As an example of selectively focusing on content, in my summary of Daniel Kahneman’s Thinking, Fast and Slow, I emphasized the beginning of the book, which covers the over-arching metaphor of ‘System 1’ and ‘System 2’ because I thought it was the most robust, relevant, and memorable theme developed in the book, that actually spanned a wide range of findings in cognitive psychology. I discussed Prospect Theory only slightly (for which Kahneman won a Nobel Prize in Economics), and did not talk about the later chapters on remembered/experienced happiness, which I felt were less important, at all.

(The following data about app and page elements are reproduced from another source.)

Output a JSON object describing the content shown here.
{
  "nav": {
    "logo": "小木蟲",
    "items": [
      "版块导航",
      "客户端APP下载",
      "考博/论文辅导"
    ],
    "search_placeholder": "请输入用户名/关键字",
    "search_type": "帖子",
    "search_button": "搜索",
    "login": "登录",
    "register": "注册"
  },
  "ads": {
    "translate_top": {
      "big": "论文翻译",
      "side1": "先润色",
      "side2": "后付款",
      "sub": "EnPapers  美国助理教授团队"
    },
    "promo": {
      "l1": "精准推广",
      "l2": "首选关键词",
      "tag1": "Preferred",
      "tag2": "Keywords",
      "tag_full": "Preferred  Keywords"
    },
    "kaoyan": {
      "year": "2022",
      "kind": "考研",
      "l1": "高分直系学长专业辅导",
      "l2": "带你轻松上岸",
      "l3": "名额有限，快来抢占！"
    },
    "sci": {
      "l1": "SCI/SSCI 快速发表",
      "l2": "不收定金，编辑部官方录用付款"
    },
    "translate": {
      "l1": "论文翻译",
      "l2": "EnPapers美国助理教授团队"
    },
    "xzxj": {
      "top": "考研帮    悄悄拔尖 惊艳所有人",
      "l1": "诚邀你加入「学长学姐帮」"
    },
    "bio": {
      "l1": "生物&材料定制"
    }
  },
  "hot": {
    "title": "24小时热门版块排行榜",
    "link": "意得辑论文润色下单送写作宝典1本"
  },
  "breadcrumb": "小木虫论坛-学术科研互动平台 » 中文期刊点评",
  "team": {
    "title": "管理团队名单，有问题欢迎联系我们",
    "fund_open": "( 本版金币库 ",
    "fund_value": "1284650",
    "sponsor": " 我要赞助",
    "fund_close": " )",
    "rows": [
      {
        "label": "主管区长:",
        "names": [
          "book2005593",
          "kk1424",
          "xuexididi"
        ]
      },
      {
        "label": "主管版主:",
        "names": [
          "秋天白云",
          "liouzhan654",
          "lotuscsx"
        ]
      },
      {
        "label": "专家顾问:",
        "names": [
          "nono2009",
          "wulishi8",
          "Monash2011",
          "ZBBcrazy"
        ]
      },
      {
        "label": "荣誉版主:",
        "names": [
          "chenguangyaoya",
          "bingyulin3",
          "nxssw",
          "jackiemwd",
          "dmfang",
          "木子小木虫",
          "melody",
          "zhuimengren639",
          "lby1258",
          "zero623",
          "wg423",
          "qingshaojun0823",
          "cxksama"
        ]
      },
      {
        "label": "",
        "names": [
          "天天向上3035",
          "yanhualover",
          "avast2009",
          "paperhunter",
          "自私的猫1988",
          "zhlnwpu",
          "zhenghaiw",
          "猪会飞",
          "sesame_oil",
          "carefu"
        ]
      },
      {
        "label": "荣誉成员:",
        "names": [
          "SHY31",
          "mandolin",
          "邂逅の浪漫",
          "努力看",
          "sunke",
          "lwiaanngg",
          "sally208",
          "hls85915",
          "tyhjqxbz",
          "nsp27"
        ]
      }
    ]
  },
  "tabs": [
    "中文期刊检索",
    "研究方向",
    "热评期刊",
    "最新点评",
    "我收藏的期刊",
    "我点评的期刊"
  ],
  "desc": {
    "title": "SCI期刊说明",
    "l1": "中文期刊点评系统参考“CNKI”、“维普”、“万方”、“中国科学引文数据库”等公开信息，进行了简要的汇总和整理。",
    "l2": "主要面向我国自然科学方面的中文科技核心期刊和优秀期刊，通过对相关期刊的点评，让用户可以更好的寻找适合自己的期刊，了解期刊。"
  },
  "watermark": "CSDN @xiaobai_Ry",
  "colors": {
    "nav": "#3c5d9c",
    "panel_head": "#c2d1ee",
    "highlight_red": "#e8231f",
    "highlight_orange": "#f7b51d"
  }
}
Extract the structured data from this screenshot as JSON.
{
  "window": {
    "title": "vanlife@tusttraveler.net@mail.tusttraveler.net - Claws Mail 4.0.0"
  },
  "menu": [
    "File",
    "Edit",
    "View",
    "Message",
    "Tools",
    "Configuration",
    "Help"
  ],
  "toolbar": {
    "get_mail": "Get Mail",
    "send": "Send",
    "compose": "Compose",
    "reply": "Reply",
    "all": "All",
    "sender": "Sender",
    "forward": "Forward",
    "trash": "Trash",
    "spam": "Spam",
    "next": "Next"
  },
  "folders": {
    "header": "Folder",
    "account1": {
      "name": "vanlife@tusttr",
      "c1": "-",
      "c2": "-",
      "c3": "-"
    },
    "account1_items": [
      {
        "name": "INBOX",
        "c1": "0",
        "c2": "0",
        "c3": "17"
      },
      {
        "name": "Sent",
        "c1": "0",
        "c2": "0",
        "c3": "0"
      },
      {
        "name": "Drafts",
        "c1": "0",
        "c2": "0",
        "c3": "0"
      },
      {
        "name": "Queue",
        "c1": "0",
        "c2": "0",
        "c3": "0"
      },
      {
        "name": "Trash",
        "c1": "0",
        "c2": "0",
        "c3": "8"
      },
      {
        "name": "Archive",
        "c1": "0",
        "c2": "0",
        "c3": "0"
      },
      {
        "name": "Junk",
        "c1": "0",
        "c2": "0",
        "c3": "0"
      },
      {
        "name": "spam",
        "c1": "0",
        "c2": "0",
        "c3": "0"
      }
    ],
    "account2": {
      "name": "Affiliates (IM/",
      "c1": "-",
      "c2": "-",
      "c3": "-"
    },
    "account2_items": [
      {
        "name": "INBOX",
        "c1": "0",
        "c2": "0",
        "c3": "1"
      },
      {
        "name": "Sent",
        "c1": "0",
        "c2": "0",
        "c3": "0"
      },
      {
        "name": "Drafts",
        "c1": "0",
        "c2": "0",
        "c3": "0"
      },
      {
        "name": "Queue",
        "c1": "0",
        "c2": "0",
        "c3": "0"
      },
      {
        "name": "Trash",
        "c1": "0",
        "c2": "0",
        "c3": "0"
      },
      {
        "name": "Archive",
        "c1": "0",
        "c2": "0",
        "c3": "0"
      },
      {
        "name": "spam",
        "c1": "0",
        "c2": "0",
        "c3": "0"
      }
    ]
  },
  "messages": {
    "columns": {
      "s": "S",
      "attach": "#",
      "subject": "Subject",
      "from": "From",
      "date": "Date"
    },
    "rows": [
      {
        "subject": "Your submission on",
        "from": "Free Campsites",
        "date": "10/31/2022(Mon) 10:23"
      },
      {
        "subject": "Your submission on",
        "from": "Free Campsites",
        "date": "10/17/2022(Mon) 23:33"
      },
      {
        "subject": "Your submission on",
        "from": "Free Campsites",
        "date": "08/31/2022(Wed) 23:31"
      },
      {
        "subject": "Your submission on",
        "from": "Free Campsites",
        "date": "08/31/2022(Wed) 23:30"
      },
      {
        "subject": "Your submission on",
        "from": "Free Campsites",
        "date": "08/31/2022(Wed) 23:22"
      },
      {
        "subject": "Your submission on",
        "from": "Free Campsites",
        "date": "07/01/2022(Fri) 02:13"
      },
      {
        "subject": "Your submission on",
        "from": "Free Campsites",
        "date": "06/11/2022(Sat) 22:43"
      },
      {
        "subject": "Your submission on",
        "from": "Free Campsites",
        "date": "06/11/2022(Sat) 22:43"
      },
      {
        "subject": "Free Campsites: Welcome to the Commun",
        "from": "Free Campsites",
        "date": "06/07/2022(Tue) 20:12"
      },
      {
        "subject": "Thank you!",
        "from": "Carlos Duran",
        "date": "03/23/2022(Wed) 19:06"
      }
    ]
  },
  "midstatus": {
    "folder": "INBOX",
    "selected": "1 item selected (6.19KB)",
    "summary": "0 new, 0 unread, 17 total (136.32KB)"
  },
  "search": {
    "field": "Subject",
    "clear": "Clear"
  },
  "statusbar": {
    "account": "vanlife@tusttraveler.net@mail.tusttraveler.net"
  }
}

3. Try to develop new examples to illustrate the concepts. Usually authors support or illustrate their main points with good examples, some of them even reaching canonical status (such as in Nudge, the drastic behavioral effect you get when you change 401K enrollment or organ donor status from an opt-in to an opt-out default). If there are great examples in the book that really help to illustrate the points, then select a couple and briefly describe them. This can be a slippery slope, however, because if you give too many examples, you may end up repeating a lot of the content of the book–and if readers are interested in more examples, they can (and should) pick up the book. Thus, try to be brief with the supplied examples. Also, it is best to try to come up with your own examples to illustrate a point, if you can think of something more relevant. By coming up with your own examples or applications, you are in fact testing the richness of an idea by further applying it. It also helps ensure that you fully grasp the concepts. New examples are also an extra bonus for readers who have already read the book.
As an example, in my summary of Steven Pinker’s The Stuff of Thought, I was fascinated by many of the observations Pinker made about how we’ve designed language to provide us utility. Thus, I created my own example sentence of how we can specify aspect (the timing of when things happen) to convey causality and human motivation: “When I told him that his grandmother’s Tiffany-esque lamp was likely worthless, his eyes started to well up and he told me about his 10-year struggle with gambling…”. Creating your own examples, when warranted, allows you to creatively engage in the line of thinking that the author is trying to cultivate.
4. Do a little extra research in order to understand different perspectives. When summarizing books from the standpoint of a non-expert, you want to try to engage the author’s ideas on their own terms as fully as possible before engaging in evaluation and critique. It is also incumbent on a commentator to do a little due diligence about the book and author. This is largely to avoid a situation where you may get a distorted view of the subject from that author, for example, when they present something as obvious when it is in fact controversial, or to see the reactions to the author’s work from others in the field.
As an example, when I wrote about Pinker’s The Language Instinct, it seemed to me that his case that humans have an innate mechanism that helps us to acquire language was a strong one. However, I wouldn’t have known from the book that this ‘innateness’ hypothesis is highly contested within linguistics. Thus in my post, I briefly noted that this idea was controversial, but I also did not feel the need to elaborate further or to venture an opinion on the matter.
Following these simple rules, I was able to blog about books I enjoyed immensely in a way that I felt was informative and had fidelity to the books. Though the structure of the reviews were simple, the writing process took longer than I expected because in the process of summarizing the ideas, I had to go back and grapple with them further to really articulate them well. Most satisfying were when I was able to create new relevant categories or illustrations, a small contribution to the conversation.
There will probably be many reviews of good books, so your review should fulfill your purposes, reflect your style, and take its place as a thread in the large tapestry of conversation about the book that is taking place in cyberspace.